Stead (Talking About O’Dwyer, 2000, etc.) takes a fellow New Zealander, short-story master Katherine Mansfield, as the protagonist of his listless tenth novel.

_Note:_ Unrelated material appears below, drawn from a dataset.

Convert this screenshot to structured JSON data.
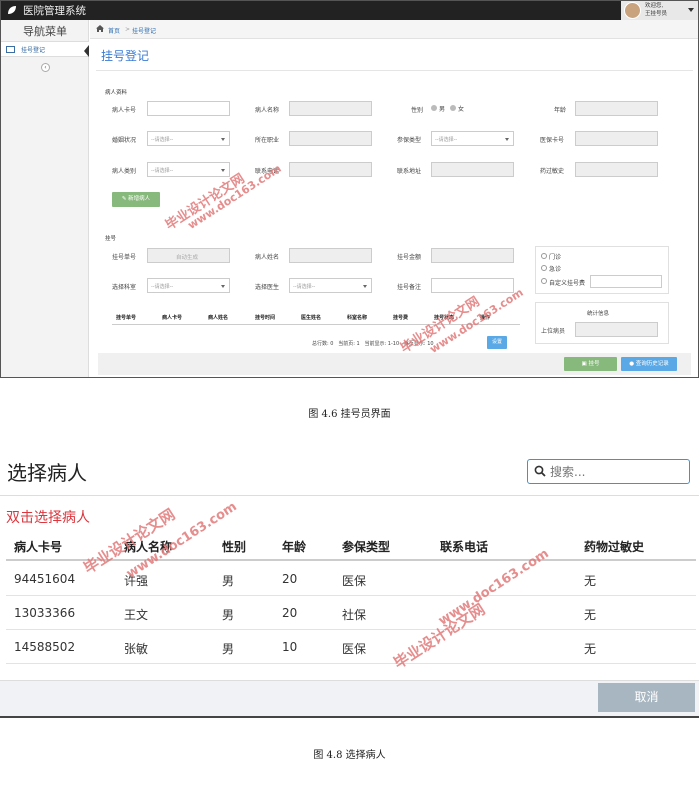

Not that the three years of Mansfield’s life covered here aren’t eventful: her beloved brother, Leslie Beauchamp, dies while giving grenade instruction to fellow soldiers in France; she spends a few days in the war zone making love with a French officer during one of the many low points in her ambivalent relationship with English literary man John (Jack) Middleton Murry; and the story closes in 1918 with her realization that she has TB, which the epilogue reminds us killed her five years later. But the focus is relentlessly inward; each chapter takes us inside the thoughts of a separate individual—Mansfield, Beauchamp, Murry, their friend Fred Goodyear (who also dies in the war), Frieda Lawrence, Dora Carrington—each one musing about their conflicted feelings in a way not nearly as interesting as the pioneering fiction of Mansfield herself or of Frieda’s husband. D.H. Lawrence is depicted at work during this period on Women in Love, based in part on his and Frieda’s charged friendship with Mansfield and Murry, but none of that novel’s stormy passion seeps into these pages. It’s all rather bloodless, right down to the parade of literary friends who make desultory appearances. T.S. Eliot, Aldous Huxley and Lytton Strachey are no more than sketches drawn from the ample shelf of books on this overstudied crowd; even “Bertie” Russell’s mildly amorous pursuit of Mansfield is . . . mild. Stead does manage a few sharp passages on Mansfield’s work, as she thinks over the urgings of Goodyear and D.H. Lawrence to move beyond being “too smart at the expense of common mortals” and concludes, “better honest about what I see around me . . . than a gypsy violinist playing oh so feelingly off the note.” That’s not enough of a revelation to redeem an excessively low-key narrative.
Relies too much on its characters’ famous names to hold the reader’s attention.